Source records =
========

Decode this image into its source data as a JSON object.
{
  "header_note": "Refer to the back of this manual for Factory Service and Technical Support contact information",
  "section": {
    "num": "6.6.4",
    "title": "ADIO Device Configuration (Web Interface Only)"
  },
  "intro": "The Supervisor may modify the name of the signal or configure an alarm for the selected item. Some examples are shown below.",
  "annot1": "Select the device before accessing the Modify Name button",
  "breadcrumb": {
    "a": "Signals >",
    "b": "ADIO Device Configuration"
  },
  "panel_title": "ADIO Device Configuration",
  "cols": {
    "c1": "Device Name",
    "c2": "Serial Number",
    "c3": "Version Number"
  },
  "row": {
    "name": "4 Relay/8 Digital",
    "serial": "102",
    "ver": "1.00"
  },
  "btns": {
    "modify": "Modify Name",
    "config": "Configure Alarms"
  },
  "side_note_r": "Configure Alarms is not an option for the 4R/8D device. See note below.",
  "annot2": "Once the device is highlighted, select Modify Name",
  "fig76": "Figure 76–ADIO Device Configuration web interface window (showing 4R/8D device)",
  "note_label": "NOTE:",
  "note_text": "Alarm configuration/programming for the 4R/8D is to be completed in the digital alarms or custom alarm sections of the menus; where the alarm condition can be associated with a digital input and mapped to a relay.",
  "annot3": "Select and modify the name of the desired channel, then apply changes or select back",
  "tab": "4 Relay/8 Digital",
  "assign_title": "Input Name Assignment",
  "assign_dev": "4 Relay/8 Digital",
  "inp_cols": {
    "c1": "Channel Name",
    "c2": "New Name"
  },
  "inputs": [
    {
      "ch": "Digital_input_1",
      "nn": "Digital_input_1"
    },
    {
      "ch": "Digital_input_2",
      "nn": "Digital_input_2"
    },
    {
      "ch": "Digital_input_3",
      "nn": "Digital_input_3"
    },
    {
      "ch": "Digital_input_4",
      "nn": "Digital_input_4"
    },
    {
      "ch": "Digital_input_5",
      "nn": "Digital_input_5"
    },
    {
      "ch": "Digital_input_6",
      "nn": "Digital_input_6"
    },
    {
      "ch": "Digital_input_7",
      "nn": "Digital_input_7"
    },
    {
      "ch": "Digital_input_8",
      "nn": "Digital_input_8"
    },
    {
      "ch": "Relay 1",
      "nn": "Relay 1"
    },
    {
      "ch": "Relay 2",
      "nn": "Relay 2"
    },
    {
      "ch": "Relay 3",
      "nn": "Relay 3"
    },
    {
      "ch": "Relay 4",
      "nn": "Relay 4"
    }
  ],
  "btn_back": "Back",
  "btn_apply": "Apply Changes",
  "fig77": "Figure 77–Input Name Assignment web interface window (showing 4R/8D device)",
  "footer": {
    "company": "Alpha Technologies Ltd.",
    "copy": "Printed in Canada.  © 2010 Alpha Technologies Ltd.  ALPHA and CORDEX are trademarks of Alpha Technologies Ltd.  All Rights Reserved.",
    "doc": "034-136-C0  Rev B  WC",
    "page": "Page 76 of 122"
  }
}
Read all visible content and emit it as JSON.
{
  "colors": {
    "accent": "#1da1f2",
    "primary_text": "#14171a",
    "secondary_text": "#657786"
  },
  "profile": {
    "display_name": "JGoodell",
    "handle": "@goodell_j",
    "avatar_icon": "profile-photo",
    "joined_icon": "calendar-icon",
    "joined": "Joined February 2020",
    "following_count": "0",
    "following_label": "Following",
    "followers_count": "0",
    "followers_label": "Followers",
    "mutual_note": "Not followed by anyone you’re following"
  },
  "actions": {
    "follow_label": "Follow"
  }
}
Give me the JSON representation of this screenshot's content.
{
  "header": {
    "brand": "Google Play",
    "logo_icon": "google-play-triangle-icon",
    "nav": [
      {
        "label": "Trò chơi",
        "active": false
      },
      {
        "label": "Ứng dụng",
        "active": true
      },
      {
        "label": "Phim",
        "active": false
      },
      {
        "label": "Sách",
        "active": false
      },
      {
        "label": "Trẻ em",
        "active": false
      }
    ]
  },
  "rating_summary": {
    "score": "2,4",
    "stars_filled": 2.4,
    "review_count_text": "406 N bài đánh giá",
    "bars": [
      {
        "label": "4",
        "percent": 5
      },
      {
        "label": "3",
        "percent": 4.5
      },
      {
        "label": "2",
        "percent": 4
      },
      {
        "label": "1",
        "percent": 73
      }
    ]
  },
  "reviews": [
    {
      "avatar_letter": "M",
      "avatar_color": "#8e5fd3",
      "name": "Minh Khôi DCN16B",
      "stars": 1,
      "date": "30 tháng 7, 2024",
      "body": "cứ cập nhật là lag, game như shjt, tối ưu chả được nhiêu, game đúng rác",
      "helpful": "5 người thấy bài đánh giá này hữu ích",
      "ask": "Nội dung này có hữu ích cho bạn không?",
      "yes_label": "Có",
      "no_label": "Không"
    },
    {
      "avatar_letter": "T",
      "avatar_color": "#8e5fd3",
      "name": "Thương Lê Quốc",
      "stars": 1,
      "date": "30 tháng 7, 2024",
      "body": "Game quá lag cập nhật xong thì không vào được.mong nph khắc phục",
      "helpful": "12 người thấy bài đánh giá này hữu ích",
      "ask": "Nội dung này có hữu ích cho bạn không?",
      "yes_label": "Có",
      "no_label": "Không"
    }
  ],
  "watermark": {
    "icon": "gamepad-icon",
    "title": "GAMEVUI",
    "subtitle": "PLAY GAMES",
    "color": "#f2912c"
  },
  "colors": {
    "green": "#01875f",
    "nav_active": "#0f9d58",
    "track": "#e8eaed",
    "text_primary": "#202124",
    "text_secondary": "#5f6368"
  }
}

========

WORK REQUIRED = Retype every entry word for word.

TASK RESPONSE =
Decode this image into its source data as a JSON object.
{
  "header_note": "Refer to the back of this manual for Factory Service and Technical Support contact information",
  "section": {
    "num": "6.6.4",
    "title": "ADIO Device Configuration (Web Interface Only)"
  },
  "intro": "The Supervisor may modify the name of the signal or configure an alarm for the selected item. Some examples are shown below.",
  "annot1": "Select the device before accessing the Modify Name button",
  "breadcrumb": {
    "a": "Signals >",
    "b": "ADIO Device Configuration"
  },
  "panel_title": "ADIO Device Configuration",
  "cols": {
    "c1": "Device Name",
    "c2": "Serial Number",
    "c3": "Version Number"
  },
  "row": {
    "name": "4 Relay/8 Digital",
    "serial": "102",
    "ver": "1.00"
  },
  "btns": {
    "modify": "Modify Name",
    "config": "Configure Alarms"
  },
  "side_note_r": "Configure Alarms is not an option for the 4R/8D device. See note below.",
  "annot2": "Once the device is highlighted, select Modify Name",
  "fig76": "Figure 76–ADIO Device Configuration web interface window (showing 4R/8D device)",
  "note_label": "NOTE:",
  "note_text": "Alarm configuration/programming for the 4R/8D is to be completed in the digital alarms or custom alarm sections of the menus; where the alarm condition can be associated with a digital input and mapped to a relay.",
  "annot3": "Select and modify the name of the desired channel, then apply changes or select back",
  "tab": "4 Relay/8 Digital",
  "assign_title": "Input Name Assignment",
  "assign_dev": "4 Relay/8 Digital",
  "inp_cols": {
    "c1": "Channel Name",
    "c2": "New Name"
  },
  "inputs": [
    {
      "ch": "Digital_input_1",
      "nn": "Digital_input_1"
    },
    {
      "ch": "Digital_input_2",
      "nn": "Digital_input_2"
    },
    {
      "ch": "Digital_input_3",
      "nn": "Digital_input_3"
    },
    {
      "ch": "Digital_input_4",
      "nn": "Digital_input_4"
    },
    {
      "ch": "Digital_input_5",
      "nn": "Digital_input_5"
    },
    {
      "ch": "Digital_input_6",
      "nn": "Digital_input_6"
    },
    {
      "ch": "Digital_input_7",
      "nn": "Digital_input_7"
    },
    {
      "ch": "Digital_input_8",
      "nn": "Digital_input_8"
    },
    {
      "ch": "Relay 1",
      "nn": "Relay 1"
    },
    {
      "ch": "Relay 2",
      "nn": "Relay 2"
    },
    {
      "ch": "Relay 3",
      "nn": "Relay 3"
    },
    {
      "ch": "Relay 4",
      "nn": "Relay 4"
    }
  ],
  "btn_back": "Back",
  "btn_apply": "Apply Changes",
  "fig77": "Figure 77–Input Name Assignment web interface window (showing 4R/8D device)",
  "footer": {
    "company": "Alpha Technologies Ltd.",
    "copy": "Printed in Canada.  © 2010 Alpha Technologies Ltd.  ALPHA and CORDEX are trademarks of Alpha Technologies Ltd.  All Rights Reserved.",
    "doc": "034-136-C0  Rev B  WC",
    "page": "Page 76 of 122"
  }
}
Read all visible content and emit it as JSON.
{
  "colors": {
    "accent": "#1da1f2",
    "primary_text": "#14171a",
    "secondary_text": "#657786"
  },
  "profile": {
    "display_name": "JGoodell",
    "handle": "@goodell_j",
    "avatar_icon": "profile-photo",
    "joined_icon": "calendar-icon",
    "joined": "Joined February 2020",
    "following_count": "0",
    "following_label": "Following",
    "followers_count": "0",
    "followers_label": "Followers",
    "mutual_note": "Not followed by anyone you’re following"
  },
  "actions": {
    "follow_label": "Follow"
  }
}
Give me the JSON representation of this screenshot's content.
{
  "header": {
    "brand": "Google Play",
    "logo_icon": "google-play-triangle-icon",
    "nav": [
      {
        "label": "Trò chơi",
        "active": false
      },
      {
        "label": "Ứng dụng",
        "active": true
      },
      {
        "label": "Phim",
        "active": false
      },
      {
        "label": "Sách",
        "active": false
      },
      {
        "label": "Trẻ em",
        "active": false
      }
    ]
  },
  "rating_summary": {
    "score": "2,4",
    "stars_filled": 2.4,
    "review_count_text": "406 N bài đánh giá",
    "bars": [
      {
        "label": "4",
        "percent": 5
      },
      {
        "label": "3",
        "percent": 4.5
      },
      {
        "label": "2",
        "percent": 4
      },
      {
        "label": "1",
        "percent": 73
      }
    ]
  },
  "reviews": [
    {
      "avatar_letter": "M",
      "avatar_color": "#8e5fd3",
      "name": "Minh Khôi DCN16B",
      "stars": 1,
      "date": "30 tháng 7, 2024",
      "body": "cứ cập nhật là lag, game như shjt, tối ưu chả được nhiêu, game đúng rác",
      "helpful": "5 người thấy bài đánh giá này hữu ích",
      "ask": "Nội dung này có hữu ích cho bạn không?",
      "yes_label": "Có",
      "no_label": "Không"
    },
    {
      "avatar_letter": "T",
      "avatar_color": "#8e5fd3",
      "name": "Thương Lê Quốc",
      "stars": 1,
      "date": "30 tháng 7, 2024",
      "body": "Game quá lag cập nhật xong thì không vào được.mong nph khắc phục",
      "helpful": "12 người thấy bài đánh giá này hữu ích",
      "ask": "Nội dung này có hữu ích cho bạn không?",
      "yes_label": "Có",
      "no_label": "Không"
    }
  ],
  "watermark": {
    "icon": "gamepad-icon",
    "title": "GAMEVUI",
    "subtitle": "PLAY GAMES",
    "color": "#f2912c"
  },
  "colors": {
    "green": "#01875f",
    "nav_active": "#0f9d58",
    "track": "#e8eaed",
    "text_primary": "#202124",
    "text_secondary": "#5f6368"
  }
}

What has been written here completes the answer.